Work instructions: Without any omission, reproduce the records that follow.

── Data for this task ──

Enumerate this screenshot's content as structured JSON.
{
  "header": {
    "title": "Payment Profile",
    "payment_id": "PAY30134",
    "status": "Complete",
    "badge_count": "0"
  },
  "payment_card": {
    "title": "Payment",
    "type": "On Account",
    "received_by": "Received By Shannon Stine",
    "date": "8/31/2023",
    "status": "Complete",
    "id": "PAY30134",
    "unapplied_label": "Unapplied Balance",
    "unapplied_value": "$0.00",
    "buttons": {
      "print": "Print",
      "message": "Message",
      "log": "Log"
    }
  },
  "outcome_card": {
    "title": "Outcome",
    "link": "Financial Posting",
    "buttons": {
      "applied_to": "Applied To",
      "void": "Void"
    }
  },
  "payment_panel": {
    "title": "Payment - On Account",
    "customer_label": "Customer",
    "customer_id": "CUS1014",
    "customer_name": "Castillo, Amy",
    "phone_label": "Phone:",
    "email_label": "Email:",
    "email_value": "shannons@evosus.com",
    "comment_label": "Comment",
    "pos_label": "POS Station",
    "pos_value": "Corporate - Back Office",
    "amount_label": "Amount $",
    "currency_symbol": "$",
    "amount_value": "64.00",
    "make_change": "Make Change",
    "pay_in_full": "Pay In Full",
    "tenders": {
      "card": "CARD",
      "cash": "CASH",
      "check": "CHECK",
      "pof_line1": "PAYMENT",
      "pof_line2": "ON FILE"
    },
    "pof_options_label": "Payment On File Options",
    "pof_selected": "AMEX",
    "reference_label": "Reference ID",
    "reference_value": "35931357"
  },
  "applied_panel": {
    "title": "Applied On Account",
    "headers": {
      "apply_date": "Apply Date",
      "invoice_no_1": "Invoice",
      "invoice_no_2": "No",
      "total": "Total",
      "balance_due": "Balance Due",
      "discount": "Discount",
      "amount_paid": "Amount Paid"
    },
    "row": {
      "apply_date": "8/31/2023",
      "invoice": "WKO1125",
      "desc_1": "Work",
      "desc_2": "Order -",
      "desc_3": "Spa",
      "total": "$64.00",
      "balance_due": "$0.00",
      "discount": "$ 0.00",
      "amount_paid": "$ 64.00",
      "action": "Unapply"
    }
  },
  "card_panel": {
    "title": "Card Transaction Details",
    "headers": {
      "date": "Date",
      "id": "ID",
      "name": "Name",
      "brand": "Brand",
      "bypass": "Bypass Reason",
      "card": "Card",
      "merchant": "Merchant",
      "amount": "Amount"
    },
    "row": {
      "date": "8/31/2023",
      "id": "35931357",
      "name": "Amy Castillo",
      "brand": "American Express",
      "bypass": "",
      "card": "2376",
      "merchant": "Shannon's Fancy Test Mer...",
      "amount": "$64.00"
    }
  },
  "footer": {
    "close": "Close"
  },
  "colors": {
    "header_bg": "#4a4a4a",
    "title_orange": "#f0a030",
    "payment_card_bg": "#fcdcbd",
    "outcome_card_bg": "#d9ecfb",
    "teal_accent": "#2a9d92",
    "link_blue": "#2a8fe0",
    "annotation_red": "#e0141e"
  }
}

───

Answer box:
Enumerate this screenshot's content as structured JSON.
{
  "header": {
    "title": "Payment Profile",
    "payment_id": "PAY30134",
    "status": "Complete",
    "badge_count": "0"
  },
  "payment_card": {
    "title": "Payment",
    "type": "On Account",
    "received_by": "Received By Shannon Stine",
    "date": "8/31/2023",
    "status": "Complete",
    "id": "PAY30134",
    "unapplied_label": "Unapplied Balance",
    "unapplied_value": "$0.00",
    "buttons": {
      "print": "Print",
      "message": "Message",
      "log": "Log"
    }
  },
  "outcome_card": {
    "title": "Outcome",
    "link": "Financial Posting",
    "buttons": {
      "applied_to": "Applied To",
      "void": "Void"
    }
  },
  "payment_panel": {
    "title": "Payment - On Account",
    "customer_label": "Customer",
    "customer_id": "CUS1014",
    "customer_name": "Castillo, Amy",
    "phone_label": "Phone:",
    "email_label": "Email:",
    "email_value": "shannons@evosus.com",
    "comment_label": "Comment",
    "pos_label": "POS Station",
    "pos_value": "Corporate - Back Office",
    "amount_label": "Amount $",
    "currency_symbol": "$",
    "amount_value": "64.00",
    "make_change": "Make Change",
    "pay_in_full": "Pay In Full",
    "tenders": {
      "card": "CARD",
      "cash": "CASH",
      "check": "CHECK",
      "pof_line1": "PAYMENT",
      "pof_line2": "ON FILE"
    },
    "pof_options_label": "Payment On File Options",
    "pof_selected": "AMEX",
    "reference_label": "Reference ID",
    "reference_value": "35931357"
  },
  "applied_panel": {
    "title": "Applied On Account",
    "headers": {
      "apply_date": "Apply Date",
      "invoice_no_1": "Invoice",
      "invoice_no_2": "No",
      "total": "Total",
      "balance_due": "Balance Due",
      "discount": "Discount",
      "amount_paid": "Amount Paid"
    },
    "row": {
      "apply_date": "8/31/2023",
      "invoice": "WKO1125",
      "desc_1": "Work",
      "desc_2": "Order -",
      "desc_3": "Spa",
      "total": "$64.00",
      "balance_due": "$0.00",
      "discount": "$ 0.00",
      "amount_paid": "$ 64.00",
      "action": "Unapply"
    }
  },
  "card_panel": {
    "title": "Card Transaction Details",
    "headers": {
      "date": "Date",
      "id": "ID",
      "name": "Name",
      "brand": "Brand",
      "bypass": "Bypass Reason",
      "card": "Card",
      "merchant": "Merchant",
      "amount": "Amount"
    },
    "row": {
      "date": "8/31/2023",
      "id": "35931357",
      "name": "Amy Castillo",
      "brand": "American Express",
      "bypass": "",
      "card": "2376",
      "merchant": "Shannon's Fancy Test Mer...",
      "amount": "$64.00"
    }
  },
  "footer": {
    "close": "Close"
  },
  "colors": {
    "header_bg": "#4a4a4a",
    "title_orange": "#f0a030",
    "payment_card_bg": "#fcdcbd",
    "outcome_card_bg": "#d9ecfb",
    "teal_accent": "#2a9d92",
    "link_blue": "#2a8fe0",
    "annotation_red": "#e0141e"
  }
}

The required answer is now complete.